The punk scene captured in filmmaker Penelope Spheeris’ documentary “Decline Of Western Civilization” was in a crucial state of transition. X and Fear were about to hit the big time. The so-called HB hardcore bands like Black Flag and the Circle Jerks were supplanting the earlier wave of artier, weirder West Coast punk outfits (to say nothing of Black Flags’ nascent DIY SST operation changing the record company rules). And this would be the last days of doomed Germs frontman Darby Crash. Indeed by the time the film was released, Crash would be dead by drug overdose, and the picture of him on the film poster, lying prone on the stage, eyes closed, was the eeriest of coincidences. “Decline” focuses on a handful of LA’s then finest: Germs, Black Flag, Circle Jerks, Fear, Catholic Discipline (a revelation), the Alice Bag Band, and X. The film is a note-perfect mix of violent performance footage, open-ended interviews with most of the musicians (Darby Crash cooking breakfast and playing with a tarantula is amazing, as is the montage of Crash whining “Gimme a beer” onstage with a ragged and volcanic Germs), and interviews with lots of disarmingly young (and disaffected) local punk scenesters. Wonderfully shot and in your face, and with so many incredible characters (Greg Ginn, Darby Crash, Exene Cervenka, Billy Zoom, Jean-Claude Bessy, Lee Ving, Alice Bag, Robo) this film never gets old.
“Suburbia” came several years after “Decline – 1984 appropriately enough – and with the benefit of hindsight can almost be seen as a dramatized followup on some of the punk fans spotted and interviewed in “Decline.” Surreally enough, exploitation king Roger Corman bankrolled it, but keen students of film will note that in his later years, Corman gave breaks to filmmakers as diverse as Francis Ford Coppola, Ron Howard, Dennis Hopper, and Jack Nicholson – so it all makes sense.
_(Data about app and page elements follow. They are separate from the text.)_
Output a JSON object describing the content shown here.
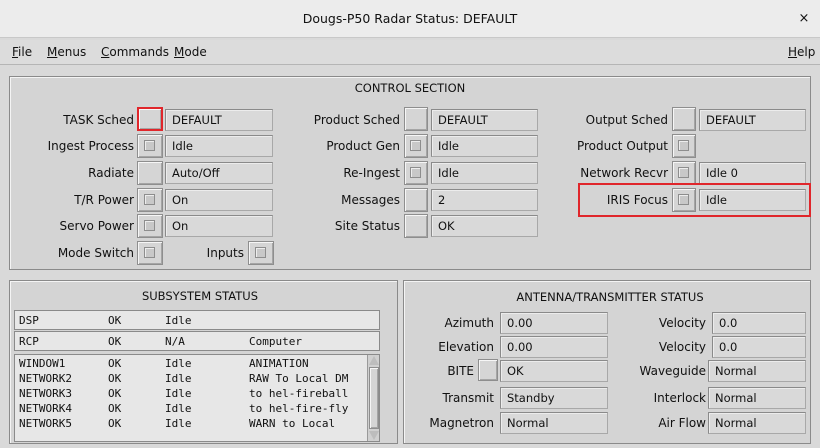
{
  "window": {
    "title": "Dougs-P50  Radar Status: DEFAULT",
    "close_glyph": "×"
  },
  "menubar": {
    "file": "File",
    "menus": "Menus",
    "commands": "Commands",
    "mode": "Mode",
    "help": "Help"
  },
  "control": {
    "title": "CONTROL SECTION",
    "left": {
      "task_sched": {
        "label": "TASK Sched",
        "value": "DEFAULT"
      },
      "ingest_process": {
        "label": "Ingest Process",
        "value": "Idle"
      },
      "radiate": {
        "label": "Radiate",
        "value": "Auto/Off"
      },
      "tr_power": {
        "label": "T/R Power",
        "value": "On"
      },
      "servo_power": {
        "label": "Servo Power",
        "value": "On"
      },
      "mode_switch": {
        "label": "Mode Switch"
      },
      "inputs": {
        "label": "Inputs"
      }
    },
    "middle": {
      "product_sched": {
        "label": "Product Sched",
        "value": "DEFAULT"
      },
      "product_gen": {
        "label": "Product Gen",
        "value": "Idle"
      },
      "re_ingest": {
        "label": "Re-Ingest",
        "value": "Idle"
      },
      "messages": {
        "label": "Messages",
        "value": "2"
      },
      "site_status": {
        "label": "Site Status",
        "value": "OK"
      }
    },
    "right": {
      "output_sched": {
        "label": "Output Sched",
        "value": "DEFAULT"
      },
      "product_output": {
        "label": "Product Output"
      },
      "network_recvr": {
        "label": "Network Recvr",
        "value": "Idle  0"
      },
      "iris_focus": {
        "label": "IRIS Focus",
        "value": "Idle"
      }
    },
    "highlight_color": "#e0262b"
  },
  "subsystem": {
    "title": "SUBSYSTEM STATUS",
    "fixed_rows": [
      {
        "name": "DSP",
        "status": "OK",
        "state": "Idle",
        "info": ""
      },
      {
        "name": "RCP",
        "status": "OK",
        "state": "N/A",
        "info": "Computer"
      }
    ],
    "list_rows": [
      {
        "name": "WINDOW1",
        "status": "OK",
        "state": "Idle",
        "info": "ANIMATION"
      },
      {
        "name": "NETWORK2",
        "status": "OK",
        "state": "Idle",
        "info": "RAW To Local DM"
      },
      {
        "name": "NETWORK3",
        "status": "OK",
        "state": "Idle",
        "info": "to hel-fireball"
      },
      {
        "name": "NETWORK4",
        "status": "OK",
        "state": "Idle",
        "info": "to hel-fire-fly"
      },
      {
        "name": "NETWORK5",
        "status": "OK",
        "state": "Idle",
        "info": "WARN to Local"
      }
    ]
  },
  "antenna": {
    "title": "ANTENNA/TRANSMITTER STATUS",
    "azimuth": {
      "label": "Azimuth",
      "value": "0.00"
    },
    "elevation": {
      "label": "Elevation",
      "value": "0.00"
    },
    "bite": {
      "label": "BITE",
      "value": "OK"
    },
    "transmit": {
      "label": "Transmit",
      "value": "Standby"
    },
    "magnetron": {
      "label": "Magnetron",
      "value": "Normal"
    },
    "velocity1": {
      "label": "Velocity",
      "value": "0.0"
    },
    "velocity2": {
      "label": "Velocity",
      "value": "0.0"
    },
    "waveguide": {
      "label": "Waveguide",
      "value": "Normal"
    },
    "interlock": {
      "label": "Interlock",
      "value": "Normal"
    },
    "air_flow": {
      "label": "Air Flow",
      "value": "Normal"
    }
  }
}
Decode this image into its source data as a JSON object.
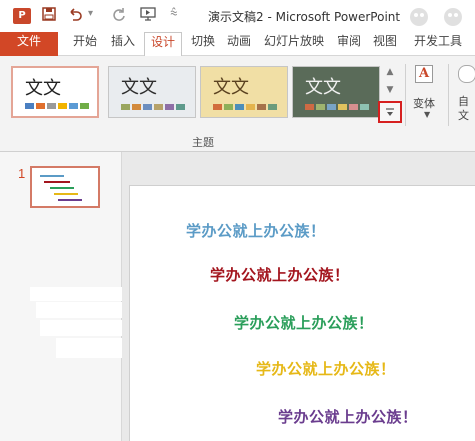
{
  "window": {
    "title": "演示文稿2 - Microsoft PowerPoint",
    "app_icon": "powerpoint-icon",
    "app_icon_letter": "P"
  },
  "quick_access": {
    "save_icon": "save-icon",
    "undo_icon": "undo-icon",
    "redo_icon": "redo-icon",
    "start_from_beginning_icon": "start-slideshow-icon",
    "customize_icon": "chevron-down-icon"
  },
  "tabs": [
    {
      "label": "文件"
    },
    {
      "label": "开始"
    },
    {
      "label": "插入"
    },
    {
      "label": "设计"
    },
    {
      "label": "切换"
    },
    {
      "label": "动画"
    },
    {
      "label": "幻灯片放映"
    },
    {
      "label": "审阅"
    },
    {
      "label": "视图"
    },
    {
      "label": "开发工具"
    }
  ],
  "active_tab": "设计",
  "ribbon": {
    "themes_group_label": "主题",
    "themes": [
      {
        "text": "文文",
        "text_color": "#222222",
        "background": "#ffffff",
        "swatches": [
          "#4a7fc1",
          "#e06f2d",
          "#9a9a9a",
          "#f2b400",
          "#5b9bd5",
          "#70ad47"
        ],
        "selected": true
      },
      {
        "text": "文文",
        "text_color": "#2e2e2e",
        "background": "#e9ecef",
        "swatches": [
          "#9aa65f",
          "#d38a3c",
          "#6c8ebf",
          "#b6a26a",
          "#8e6fa6",
          "#5e9a8c"
        ],
        "selected": false
      },
      {
        "text": "文文",
        "text_color": "#5b4220",
        "background": "#f1dfa5",
        "swatches": [
          "#d26d3c",
          "#8db05a",
          "#4c8eba",
          "#e4b44d",
          "#a6724a",
          "#6c9c7c"
        ],
        "selected": false
      },
      {
        "text": "文文",
        "text_color": "#f0f0f0",
        "background": "#5a6b59",
        "swatches": [
          "#ce6a44",
          "#9fb46f",
          "#79a4c7",
          "#e1c25e",
          "#d68f8f",
          "#8ec2b2"
        ],
        "selected": false
      }
    ],
    "scroll_up_icon": "triangle-up-icon",
    "scroll_down_icon": "triangle-down-icon",
    "more_icon": "more-themes-icon",
    "variants_label": "变体",
    "variants_icon": "variant-icon",
    "customize_label": "自\n文"
  },
  "thumbnails": {
    "slide_number": "1"
  },
  "slide": {
    "lines": [
      {
        "text": "学办公就上办公族！",
        "color": "#5b9bc6"
      },
      {
        "text": "学办公就上办公族！",
        "color": "#a3151e"
      },
      {
        "text": "学办公就上办公族！",
        "color": "#2a9e5a"
      },
      {
        "text": "学办公就上办公族！",
        "color": "#e6b817"
      },
      {
        "text": "学办公就上办公族！",
        "color": "#6a3c8e"
      }
    ]
  }
}
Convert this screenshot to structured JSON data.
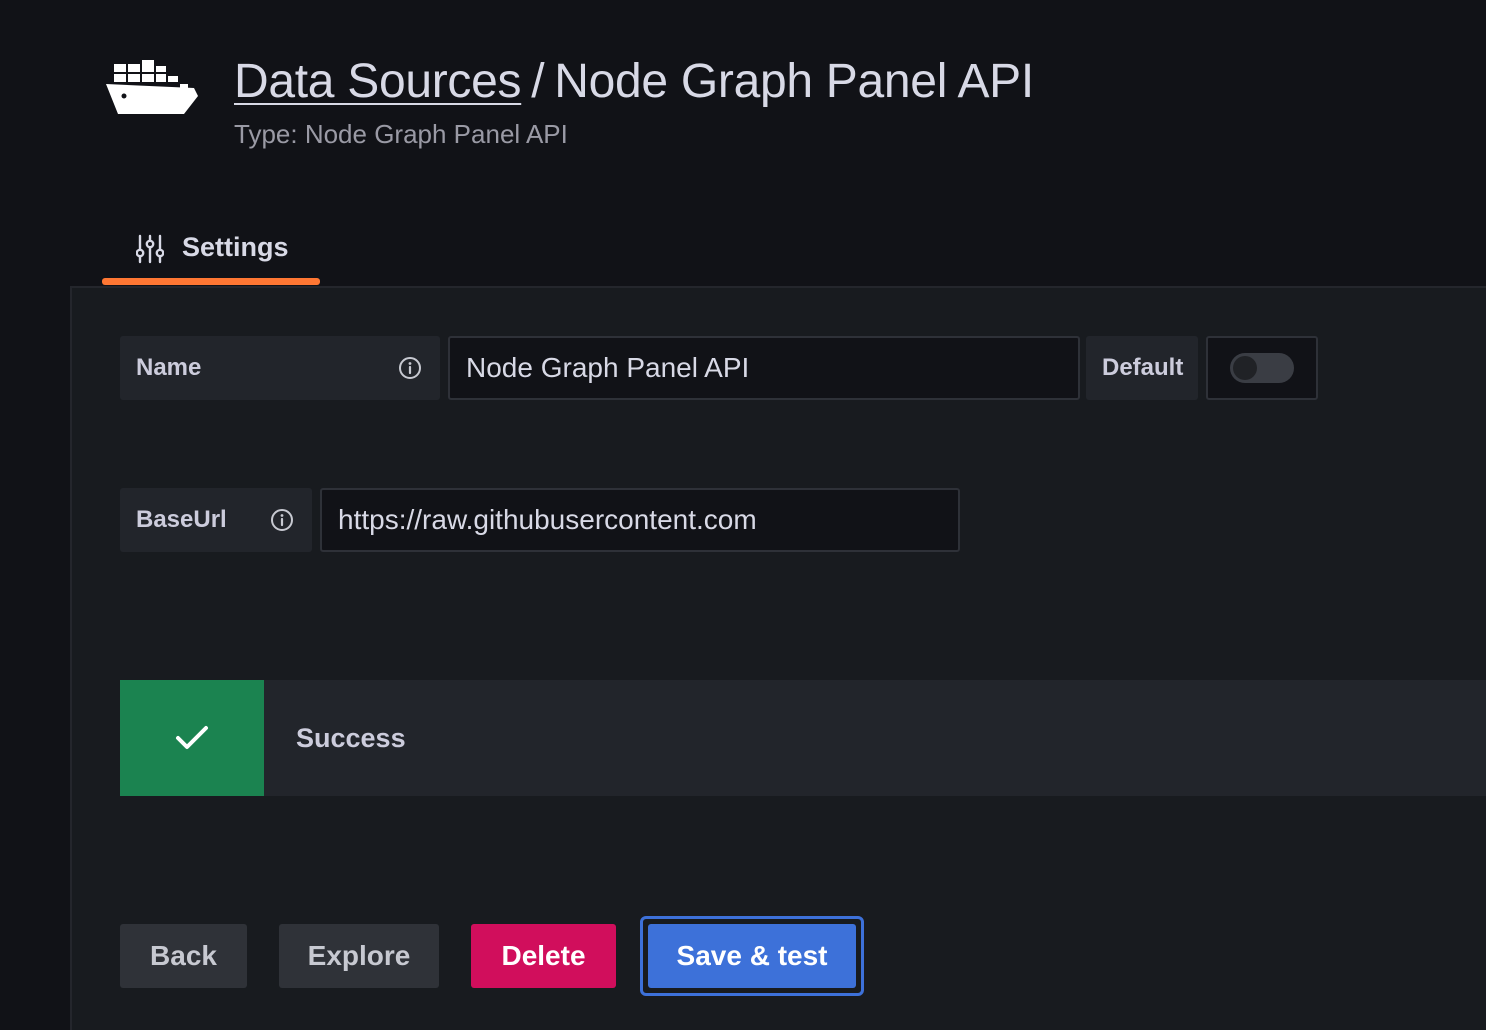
{
  "header": {
    "breadcrumb_link": "Data Sources",
    "separator": "/",
    "title": "Node Graph Panel API",
    "subtitle": "Type: Node Graph Panel API",
    "logo_icon": "cargo-ship-icon"
  },
  "tabs": [
    {
      "label": "Settings",
      "icon": "sliders-icon",
      "active": true
    }
  ],
  "form": {
    "name_label": "Name",
    "name_value": "Node Graph Panel API",
    "default_label": "Default",
    "default_enabled": false,
    "baseurl_label": "BaseUrl",
    "baseurl_value": "https://raw.githubusercontent.com"
  },
  "alert": {
    "status": "success",
    "text": "Success",
    "icon": "check-icon"
  },
  "buttons": {
    "back": "Back",
    "explore": "Explore",
    "delete": "Delete",
    "save_test": "Save & test"
  },
  "colors": {
    "accent_tab": "#ff7733",
    "success": "#1b8350",
    "danger": "#d10e5c",
    "primary": "#3d71d9"
  }
}
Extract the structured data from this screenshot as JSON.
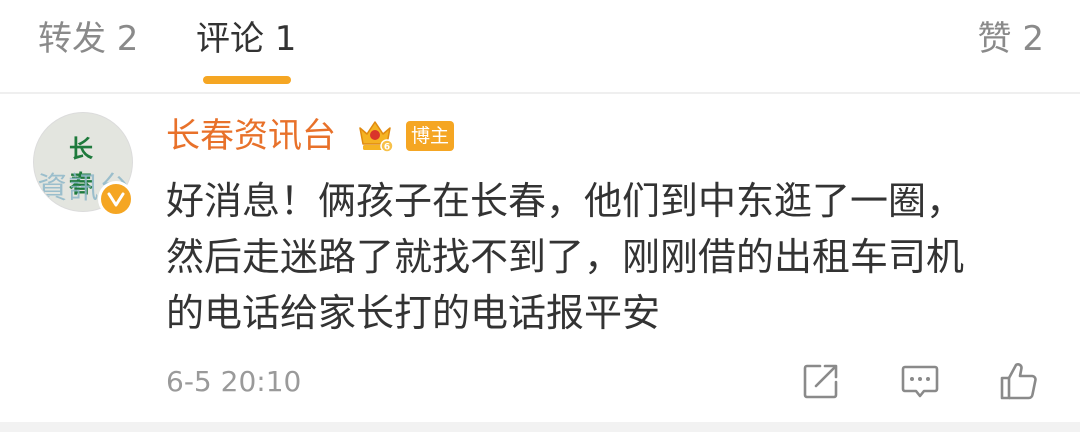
{
  "tabs": {
    "repost_label": "转发 2",
    "comment_label": "评论 1",
    "like_label": "赞 2",
    "active": "comment",
    "accent_color": "#f5a623"
  },
  "comment": {
    "avatar_icon": "avatar",
    "avatar_line1": "长 春",
    "avatar_line2": "資訊台",
    "verified_icon": "verified-v-badge-icon",
    "username": "长春资讯台",
    "username_color": "#e8712a",
    "member_icon": "crown-vip-level-6-icon",
    "badge_label": "博主",
    "text_lines": [
      "好消息！俩孩子在长春，他们到中东逛了一圈，",
      "然后走迷路了就找不到了，刚刚借的出租车司机",
      "的电话给家长打的电话报平安"
    ],
    "timestamp": "6-5 20:10"
  },
  "actions": {
    "share_icon": "share-icon",
    "reply_icon": "reply-comment-icon",
    "like_icon": "thumbs-up-icon"
  }
}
Sorta. “Suburbia” tells the story of lost and disaffected punk kids who band together as a Peter Pan-esque lost boys gang, refugees from a bland and shitty suburban dream. The cast was drawn from real punx (check out a young Flea from Red Hot Chili Peppers do Charles Manson eyes) and the acting is satisfying understated and raw. There is some great social commentary hidden away in there, and there is some great social commentary that will hit you over the head with a baseball bat. In my opinion, the iconic scene of the gang of punks walking down a street of well-manicured lawns in “Reservoir Dogs”-esque slow motion is worth the price of admission. To say nothing of great, deranged performance footage of DI, the Vandals, and (gimme a moment here), TSOL in full-on deathrock mode. The punks halfheartedly mosh for the camera, but frontman Jack Grisham, in black lipstick, a skirt, leather jacket, and one glove is too busy pirouetting for the camera and throwing in his lot with Christian Death. Neato.
“Decline” is kind of the platonic ideal of music documentaries. It’s a film that until its “OFFICIAL” release this year had been passed from hand to hand like some sort of highly-bootlegged sacred text for some three decades now, or as the subject of feverish “unofficial” midnight screenings. I can tell you that I’ve owned two bootleg VHS copies and a very handsome bootleg DVD, not to mention a hamfisted effort that eighth-grade me made to record it from a late night MTV showing and “edit” out the commercials in real time. To see it on a big screen, with Penelope Spheeris herself in attendance? I daren’t even imagine….- Matthew Moyer